There are many reasons why people feel stressed at work, from problems at home to an overbearing manager or heavy workload. Feeling stressed and the reactions to stress are different in every individual. Have a look at our top tips to feeling happier and less stressed in the workplace.
Signs you are stressed
It isn’t uncommon for professionals to not recognise their own stress and where it stems from. Stress and anxiety come out in a number of ways, and this is different for everyone. You may be acting completely normally at work, then when you go home you are distant and irritable to your friends and family. Stress can be taken out of your workplace and brought home, without you even realising it.
If you are irritable, unmotivated at work, tired from lack of sleep or feeling physically poorly, you could be suffering from stress. These symptoms may come over a long period of time and you may not put two-and-two together to realise that work is affecting your mental health.
Six tips to combat workplace stress
A lot of people have experienced feeling stressed in the workplace, but similarly, people don’t know how to deal with it. Recognising when you are feeling stressed, and combatting your concerns to resolve and rectify your negative feelings in the workplace, is important.
- Take regular breaks: Take short breaks throughout the day. Stepping away from your screen for a few minutes every 1-2 hours can reduce headaches and give your mind time to relax.

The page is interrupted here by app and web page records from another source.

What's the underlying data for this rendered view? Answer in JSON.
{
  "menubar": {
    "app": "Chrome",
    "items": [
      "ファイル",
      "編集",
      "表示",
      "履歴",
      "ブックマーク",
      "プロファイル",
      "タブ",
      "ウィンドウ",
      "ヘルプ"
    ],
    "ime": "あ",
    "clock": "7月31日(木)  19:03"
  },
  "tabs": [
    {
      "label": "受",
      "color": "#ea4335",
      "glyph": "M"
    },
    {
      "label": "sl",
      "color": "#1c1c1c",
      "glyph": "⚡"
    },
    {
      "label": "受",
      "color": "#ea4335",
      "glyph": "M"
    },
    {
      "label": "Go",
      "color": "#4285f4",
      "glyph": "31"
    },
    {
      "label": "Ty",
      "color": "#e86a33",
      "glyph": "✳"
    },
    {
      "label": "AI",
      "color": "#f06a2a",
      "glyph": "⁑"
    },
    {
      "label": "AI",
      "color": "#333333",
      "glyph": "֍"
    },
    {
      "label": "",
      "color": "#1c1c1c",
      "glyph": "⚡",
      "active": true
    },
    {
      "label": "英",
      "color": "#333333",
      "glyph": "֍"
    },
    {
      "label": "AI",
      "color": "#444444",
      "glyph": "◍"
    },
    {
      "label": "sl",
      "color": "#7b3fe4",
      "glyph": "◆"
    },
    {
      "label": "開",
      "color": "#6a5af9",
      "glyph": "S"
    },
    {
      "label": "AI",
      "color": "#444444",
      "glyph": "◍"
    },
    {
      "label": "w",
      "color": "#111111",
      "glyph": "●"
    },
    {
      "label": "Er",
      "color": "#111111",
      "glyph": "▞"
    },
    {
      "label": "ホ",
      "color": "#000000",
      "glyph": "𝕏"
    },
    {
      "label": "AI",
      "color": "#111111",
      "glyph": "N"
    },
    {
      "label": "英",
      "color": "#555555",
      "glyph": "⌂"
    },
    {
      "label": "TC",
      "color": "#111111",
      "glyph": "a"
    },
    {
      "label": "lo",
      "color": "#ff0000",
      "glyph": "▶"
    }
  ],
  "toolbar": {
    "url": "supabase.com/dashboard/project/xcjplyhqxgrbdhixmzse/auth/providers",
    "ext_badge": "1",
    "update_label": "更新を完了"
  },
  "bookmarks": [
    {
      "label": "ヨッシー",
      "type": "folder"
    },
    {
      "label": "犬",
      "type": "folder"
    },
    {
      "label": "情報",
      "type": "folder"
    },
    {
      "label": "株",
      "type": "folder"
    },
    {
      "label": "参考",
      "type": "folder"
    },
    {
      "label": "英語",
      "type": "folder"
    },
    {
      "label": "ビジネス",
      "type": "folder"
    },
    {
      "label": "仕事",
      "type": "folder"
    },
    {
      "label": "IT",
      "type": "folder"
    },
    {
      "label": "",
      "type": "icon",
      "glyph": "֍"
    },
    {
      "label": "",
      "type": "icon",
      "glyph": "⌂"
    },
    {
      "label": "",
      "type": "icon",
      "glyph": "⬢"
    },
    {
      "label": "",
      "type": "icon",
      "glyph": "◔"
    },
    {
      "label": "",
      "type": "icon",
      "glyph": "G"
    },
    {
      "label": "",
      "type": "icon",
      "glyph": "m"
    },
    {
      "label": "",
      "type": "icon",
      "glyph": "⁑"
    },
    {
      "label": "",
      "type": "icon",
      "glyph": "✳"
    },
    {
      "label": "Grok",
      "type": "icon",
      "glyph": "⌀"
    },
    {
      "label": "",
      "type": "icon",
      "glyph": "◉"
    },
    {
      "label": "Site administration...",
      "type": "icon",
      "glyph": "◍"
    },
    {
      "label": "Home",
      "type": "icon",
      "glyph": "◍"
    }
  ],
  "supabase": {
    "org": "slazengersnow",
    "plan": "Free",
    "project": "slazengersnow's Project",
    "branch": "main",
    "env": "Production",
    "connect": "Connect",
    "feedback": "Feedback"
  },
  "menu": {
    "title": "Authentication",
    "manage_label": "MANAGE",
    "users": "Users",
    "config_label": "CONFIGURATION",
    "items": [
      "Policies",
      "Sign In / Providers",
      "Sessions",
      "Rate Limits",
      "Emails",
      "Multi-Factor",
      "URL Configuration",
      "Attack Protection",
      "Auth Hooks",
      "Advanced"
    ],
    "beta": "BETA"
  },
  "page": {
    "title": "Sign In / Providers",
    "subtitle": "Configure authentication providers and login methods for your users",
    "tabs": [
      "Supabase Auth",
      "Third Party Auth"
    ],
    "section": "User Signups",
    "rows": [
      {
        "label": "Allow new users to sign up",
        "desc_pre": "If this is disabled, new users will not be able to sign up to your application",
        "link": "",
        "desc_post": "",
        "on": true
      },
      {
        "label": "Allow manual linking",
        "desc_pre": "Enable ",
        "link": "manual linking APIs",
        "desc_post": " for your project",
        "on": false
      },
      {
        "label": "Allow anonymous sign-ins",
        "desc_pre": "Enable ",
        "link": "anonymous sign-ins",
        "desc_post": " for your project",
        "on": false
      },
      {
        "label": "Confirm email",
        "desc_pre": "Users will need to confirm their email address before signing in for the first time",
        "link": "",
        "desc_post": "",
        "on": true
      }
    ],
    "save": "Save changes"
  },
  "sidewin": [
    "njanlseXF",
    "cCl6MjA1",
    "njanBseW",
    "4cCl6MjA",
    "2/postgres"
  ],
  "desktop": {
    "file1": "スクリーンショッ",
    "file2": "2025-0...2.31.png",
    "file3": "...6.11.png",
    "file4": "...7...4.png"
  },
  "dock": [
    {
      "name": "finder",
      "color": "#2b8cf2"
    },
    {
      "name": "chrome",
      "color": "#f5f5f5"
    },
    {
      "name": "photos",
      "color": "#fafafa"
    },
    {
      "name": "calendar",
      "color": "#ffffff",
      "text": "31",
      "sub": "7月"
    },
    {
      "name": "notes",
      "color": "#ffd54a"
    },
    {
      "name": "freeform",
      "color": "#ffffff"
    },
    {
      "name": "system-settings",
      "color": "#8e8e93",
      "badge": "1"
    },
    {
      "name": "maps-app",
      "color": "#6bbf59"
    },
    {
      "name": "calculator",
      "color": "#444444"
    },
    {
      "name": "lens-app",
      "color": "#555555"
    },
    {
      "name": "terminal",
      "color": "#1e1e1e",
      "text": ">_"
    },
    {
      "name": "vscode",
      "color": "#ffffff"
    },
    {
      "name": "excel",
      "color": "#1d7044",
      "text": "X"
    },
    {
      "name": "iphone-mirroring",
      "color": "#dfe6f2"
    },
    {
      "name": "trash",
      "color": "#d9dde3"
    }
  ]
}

- Reach out to a colleague: Often, people feel lonely at work. They don’t want to burden their family or friends with work issues that they might not understand. Chatting to your colleague about work stresses is a good way to clear your mind and verbally organise your priorities.
- Take time off work to recuperate: Make sure you use your annual holiday allowance. A day off every 1-2 months can do wonders for your mental health. Winding down is a great way to de-stress.
- Exercise regularly: Exercising regularly gives your mind some downtime, encourages better sleep and keeps you physically fit at the same time.
- Get a good night’s sleep: Sleeping properly promotes good mental health. Lack of sleep can cause high stress levels. Furthermore, if you are tired at work you are more likely to make mistakes which can cause more stress later down the line.
- Get together with your family and friends: Seeing people you don’t work with regularly is good, chatting about everyday life and having fun is a great way to release some of the stress from your working week.
Simple ways to improve your working day
It can be hard to get motivated once stress has taken hold, however, if you take action to feel yourself again, planning your days and weeks can give you the structure you need, not to feel overwhelmed at work.
2. Confirm your responsibilities
3. Keep your organisation in the loop with how you are feeling
4. Write lists
5. Take a full hour lunch break
6. Talk to colleagues during the day
7. Eat a healthy, well-balanced lunch
8. Drink plenty of water throughout the day